The book has four broad parts: the initial 3 chapters provide the current context: a history of news publishing as a business; and an overview of current business models and commercial tactics, from paywalls and hyperlocal projects to SEO and dayparting.

The bulk of the book then looks in detail at particular types of business models: micropayments and microfunding; sponsorship and philanthropy; family ownership and trusts; niche content; e-paper, and e-commerce.

Alongside this, a number of chapters look at organisational innovation, from pro-am collaboration to institutional partnerships. And finally, two key chapters look at the principles of microeconomic concepts for the industry, and the importance of innovation.

Rather than sit back and paint a neutral picture of things, the book states quite firmly why now is not the time to stick with old models (the economics of both publishing and advertising have changed), while also not pretending to know the answer to the industry’s problems.

Instead, over the course of the book, readers get a good overview of how media organisations are attempting to adapt to the new environment, as well as a sample of the different models being experimented with by innovative startups – the successes, failures, but mostly the wait-and-sees. The result is a valuable insight into the increasingly varied nature of the industry side of ‘the industry’.

The chapters are littered with examples from both mainstream and lesser-known publishing projects, and it’s refreshingly global in its perspective: the usual US and UK stories are complemented with online and print examples from France, Singapore, Norway, Australia and elsewhere. Sadly, like most journalism textbooks, magazines and, to a lesser extent, broadcast, are a little neglected.

Although this is an entry-level book the subject is broad enough – and the industry itself so varied – for most people to find something new here.

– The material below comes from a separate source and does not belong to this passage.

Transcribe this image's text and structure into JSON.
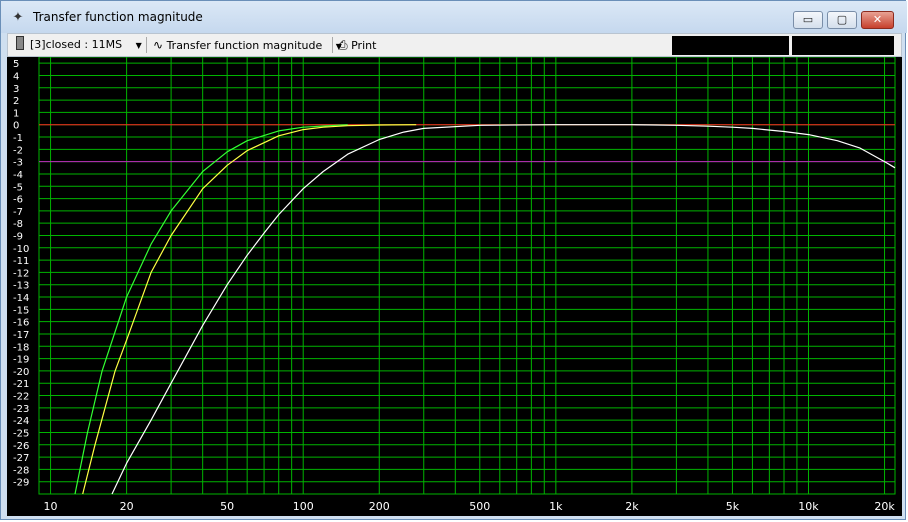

For students, this is a book to join the list of must-reads. Too few books address the current commercial realities that students face upon entering the media. It would be nice to see some more.

Print's advertising problem – tying one hand behind its back

Last week Karl Schneider, Reed Business Information’s Editorial Director, spent an hour chatting with students in my Online Journalism class. Most of it is available on video here, but of particular interest to me was a point Karl made about how Reed separated its online advertising into a separate company very early on, and are now reaping the benefits (embedded above).

“Because we had print businesses to protect we spent at least as much time worrying about not doing something on the web that would undercut the money coming in in print as worrying about ‘How do we make this new stuff grow’ … One of the big revenue streams for us was recruitment ads … So when we started to do online jobs one of the big challenges was ‘How can we do this without damaging all of the money tied up in print?’ And very quickly we realised that if we worry about that, we’re going to be rubbish at online job ads, because we’re always going to be operating with one hand tied behind our backs. And we’ll be competing against pure-play onlines who won’t have that worry.

“So what we ended up doing was setting up our online jobs advertising operation as a separate business and allowed it to compete head-to-head with our print business, and it caused all sorts of internal arguments – but it was absolutely the right thing to do because we’re making more money now out of online jobs than we ever did from print jobs. Less per job – there’s a lot more job ads – but it took separating it off [as a separate business] to do it.”

I’ve written about this problem before. Although on paper there are economies to be made by combining print and web ad sales, that’s not a strategy for future growth.

Instead, it appears to result in a prolonged addiction to the dying cash cow of print ads (and, anecdotally, a frustrating experience for advertisers wishing to move money from print to online). Judging by the recent research into magazine ad sales (PDF) in the US (image below), the magazine industry may need to listen to Karl’s experiences.

87% of ad staff work across both print and web

Image taken from CJR research into magazine websites (link above). 'To' should say 'Two'